A recent headline in the British Daily Mail online read, “The humble red onion could be the answer to reducing bad cholesterol.” The article stated that researchers at the Chinese University of Hong Kong found red onion helps lower bad cholesterol while retaining the body’s levels of good cholesterol. The research was carried out on hamsters that had been put on a high-cholesterol diet and were then fed crushed raw red onion for eight weeks. Cholesterol measurements showed that low-density lipids (LDL), or “bad” cholesterol, were reduced in the animals by an average of 20 percent, while high-density lipid (HDL) or “good” cholesterol levels stayed the same.
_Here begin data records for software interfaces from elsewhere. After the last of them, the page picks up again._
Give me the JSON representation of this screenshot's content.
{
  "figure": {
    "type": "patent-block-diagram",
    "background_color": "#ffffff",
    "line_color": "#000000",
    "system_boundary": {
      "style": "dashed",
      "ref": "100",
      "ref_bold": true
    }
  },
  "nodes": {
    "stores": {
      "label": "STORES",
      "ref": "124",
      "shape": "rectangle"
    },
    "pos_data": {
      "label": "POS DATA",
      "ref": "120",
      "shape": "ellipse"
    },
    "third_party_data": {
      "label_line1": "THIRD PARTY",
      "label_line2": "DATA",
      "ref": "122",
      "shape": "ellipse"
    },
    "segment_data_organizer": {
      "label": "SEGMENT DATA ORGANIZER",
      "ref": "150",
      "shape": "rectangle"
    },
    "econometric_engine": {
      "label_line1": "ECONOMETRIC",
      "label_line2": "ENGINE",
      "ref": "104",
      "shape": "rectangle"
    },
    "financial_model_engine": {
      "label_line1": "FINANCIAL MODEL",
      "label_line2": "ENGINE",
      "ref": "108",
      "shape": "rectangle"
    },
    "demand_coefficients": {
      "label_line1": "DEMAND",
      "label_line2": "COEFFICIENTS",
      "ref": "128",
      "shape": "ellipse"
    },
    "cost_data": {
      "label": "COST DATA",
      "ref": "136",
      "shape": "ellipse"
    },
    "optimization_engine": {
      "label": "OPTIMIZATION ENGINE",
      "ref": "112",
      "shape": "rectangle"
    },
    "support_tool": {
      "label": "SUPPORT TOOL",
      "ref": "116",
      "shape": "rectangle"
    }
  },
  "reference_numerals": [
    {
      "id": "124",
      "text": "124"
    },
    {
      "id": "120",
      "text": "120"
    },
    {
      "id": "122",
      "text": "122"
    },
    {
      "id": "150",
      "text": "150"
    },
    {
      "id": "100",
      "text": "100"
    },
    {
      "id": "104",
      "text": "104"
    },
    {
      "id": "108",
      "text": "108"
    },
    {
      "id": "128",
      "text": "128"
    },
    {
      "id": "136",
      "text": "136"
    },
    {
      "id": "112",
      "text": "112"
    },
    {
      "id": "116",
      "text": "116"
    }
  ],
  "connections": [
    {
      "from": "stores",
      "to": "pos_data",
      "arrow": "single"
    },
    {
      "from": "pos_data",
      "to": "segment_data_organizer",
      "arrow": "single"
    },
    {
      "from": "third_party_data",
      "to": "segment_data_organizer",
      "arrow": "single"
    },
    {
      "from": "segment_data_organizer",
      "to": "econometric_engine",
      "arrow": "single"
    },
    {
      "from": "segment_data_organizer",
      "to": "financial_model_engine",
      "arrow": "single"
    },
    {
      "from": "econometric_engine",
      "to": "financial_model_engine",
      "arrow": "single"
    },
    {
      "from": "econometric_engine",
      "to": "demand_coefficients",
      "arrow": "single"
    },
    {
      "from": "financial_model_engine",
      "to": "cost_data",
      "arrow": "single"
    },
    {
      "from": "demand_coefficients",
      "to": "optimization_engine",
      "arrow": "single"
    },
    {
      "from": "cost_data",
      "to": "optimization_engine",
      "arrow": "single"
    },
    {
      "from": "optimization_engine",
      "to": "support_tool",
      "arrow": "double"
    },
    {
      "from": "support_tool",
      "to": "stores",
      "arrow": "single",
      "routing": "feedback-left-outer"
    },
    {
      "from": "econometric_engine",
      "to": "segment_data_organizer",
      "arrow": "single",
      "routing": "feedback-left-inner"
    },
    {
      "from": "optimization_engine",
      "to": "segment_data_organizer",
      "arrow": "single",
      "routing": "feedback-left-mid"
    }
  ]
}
LDL cholesterol is implicated in the narrowing of arteries that can cause heart attacks; HDL cholesterol is associated with healthy hearts.
Results from animal experiments are not automatically true for humans, and research needs to be carried out with humans to validate these preliminary findings. To date, studies linking onion consumption to specific conditions tend to focus on cancer rather than on cholesterol levels.
However, some human studies indicate that onions are heart-healthy, and the benefits attributed to eating onions are extensive. Their pungent smell is due to sulfur-containing compounds, which help the detoxification process in the liver. They are thought to help prevent heart attacks and strokes due to their effect of making blood less sticky and thus less liable to clot. Onions are high in a variety of phytonutrients – substances in plants that provide health benefits – including quercetin and rutin.
Quercetin is a powerful antioxidant, anti-inflammatory, antihistamine, antibacterial and possible anti-cancer agent. Rutin helps strengthen capillaries and thins the blood, both of which improve circulation. These substances strengthen immunity as they “feed” the good bacteria in your gut that aid the body’s natural defenses. Onions also may be a good source of chromium (depending on soil quality), which supports insulin function and can thus influence blood sugar levels. Lastly, a relatively new study reports that regular consumption of onions can improve bone density in older women.
Overall, the evidence points to onions being a beneficial addition to your diet. When preparing them, do not overpeel, as nutrients are concentrated in the outer layers. Use immediately after chopping, be generous with portion sizes, and remember that cooking reduces the health benefits. Try adding raw red onion to salads and dips. If you can’t bear the thought of raw onion, cook it slowly over low heat.n
Sources: “Super Foods Super Fast,” by Michael van Straten and Barbara Griggs; National Center for Biotechnology Information (ncbi.nlm.nih.gov); American Journal of Physiology (ajpregu.physiology.org); British Medical Journal (bmj.com).
Julie Godfrey is a nutritional therapy practitioner and a full member of the British Association of Applied Nutrition and Nutritional Therapy (BANT). For information, see www.foreverhealthyco.com.